- _WHAT THE TASK ASKS_
Check each line of the records below and collect those that include the word "length".

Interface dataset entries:

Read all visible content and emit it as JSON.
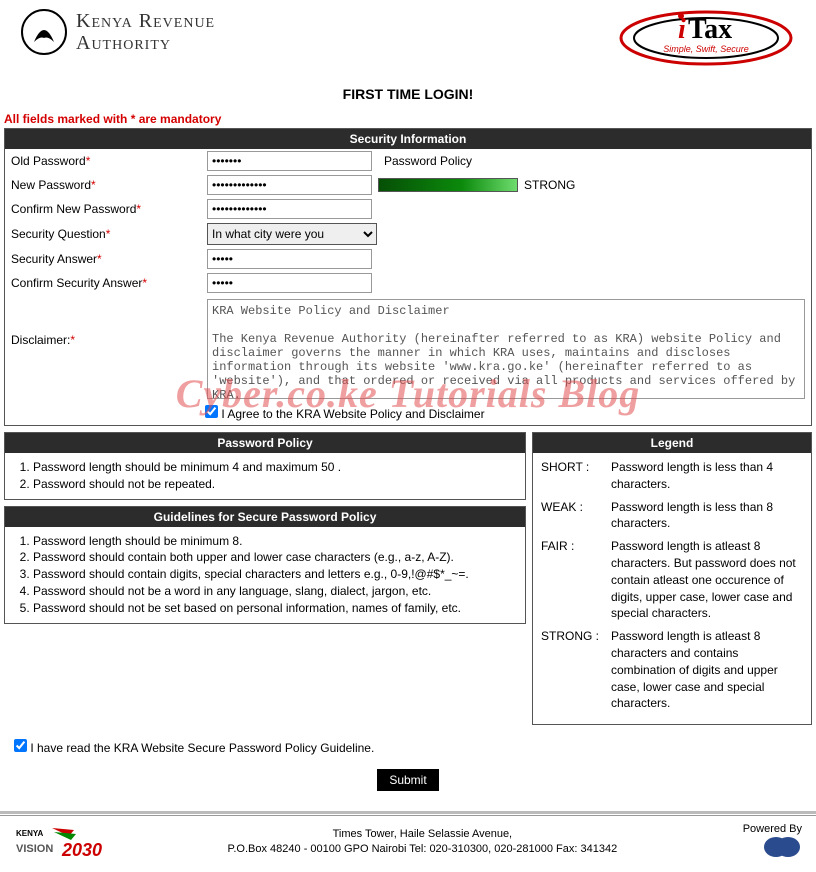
{
  "header": {
    "org_line1": "Kenya Revenue",
    "org_line2": "Authority",
    "itax_tagline": "Simple, Swift, Secure"
  },
  "page_title": "FIRST TIME LOGIN!",
  "mandatory_note": "All fields marked with * are mandatory",
  "security_section_title": "Security Information",
  "fields": {
    "old_password": {
      "label": "Old Password",
      "value": "•••••••"
    },
    "new_password": {
      "label": "New Password",
      "value": "•••••••••••••"
    },
    "confirm_new_password": {
      "label": "Confirm New Password",
      "value": "•••••••••••••"
    },
    "security_question": {
      "label": "Security Question",
      "selected": "In what city were you"
    },
    "security_answer": {
      "label": "Security Answer",
      "value": "•••••"
    },
    "confirm_security_answer": {
      "label": "Confirm Security Answer",
      "value": "•••••"
    },
    "password_policy_label": "Password Policy",
    "strength_label": "STRONG",
    "disclaimer_label": "Disclaimer:",
    "disclaimer_text": "KRA Website Policy and Disclaimer\n\nThe Kenya Revenue Authority (hereinafter referred to as KRA) website Policy and disclaimer governs the manner in which KRA uses, maintains and discloses information through its website 'www.kra.go.ke' (hereinafter referred to as 'website'), and that ordered or received via all products and services offered by KRA.",
    "agree_disclaimer": "I Agree to the KRA Website Policy and Disclaimer"
  },
  "password_policy_box": {
    "title": "Password Policy",
    "item1": "Password length should be minimum 4 and maximum  50 .",
    "item2": "Password should not be repeated."
  },
  "guidelines_box": {
    "title": "Guidelines for Secure Password Policy",
    "item1": "Password length should be minimum 8.",
    "item2": "Password should contain both upper and lower case characters (e.g., a-z, A-Z).",
    "item3": "Password should contain digits, special characters and letters e.g., 0-9,!@#$*_~=.",
    "item4": "Password should not be a word in any language, slang, dialect, jargon, etc.",
    "item5": "Password should not be set based on personal information, names of family, etc."
  },
  "legend_box": {
    "title": "Legend",
    "short_key": "SHORT :",
    "short_val": "Password length is less than 4 characters.",
    "weak_key": "WEAK :",
    "weak_val": "Password length is less than 8 characters.",
    "fair_key": "FAIR :",
    "fair_val": "Password length is atleast 8 characters. But password does not contain atleast one occurence of digits, upper case, lower case and special characters.",
    "strong_key": "STRONG :",
    "strong_val": "Password length is atleast 8 characters and contains combination of digits and upper case, lower case and special characters."
  },
  "guideline_check_label": "I have read the KRA Website Secure Password Policy Guideline.",
  "submit_label": "Submit",
  "footer": {
    "line1": "Times Tower, Haile Selassie Avenue,",
    "line2": "P.O.Box 48240 - 00100 GPO Nairobi Tel: 020-310300, 020-281000 Fax: 341342",
    "powered_by": "Powered By",
    "vision_text1": "KENYA",
    "vision_text2": "VISION",
    "vision_year": "2030"
  },
  "watermark": "Cyber.co.ke Tutorials Blog"
}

- _TASK SOLUTION_
    "item1": "Password length should be minimum 4 and maximum  50 .",
    "item1": "Password length should be minimum 8.",
    "short_val": "Password length is less than 4 characters.",
    "weak_val": "Password length is less than 8 characters.",
    "fair_val": "Password length is atleast 8 characters. But password does not contain atleast one occurence of digits, upper case, lower case and special characters.",
    "strong_val": "Password length is atleast 8 characters and contains combination of digits and upper case, lower case and special characters."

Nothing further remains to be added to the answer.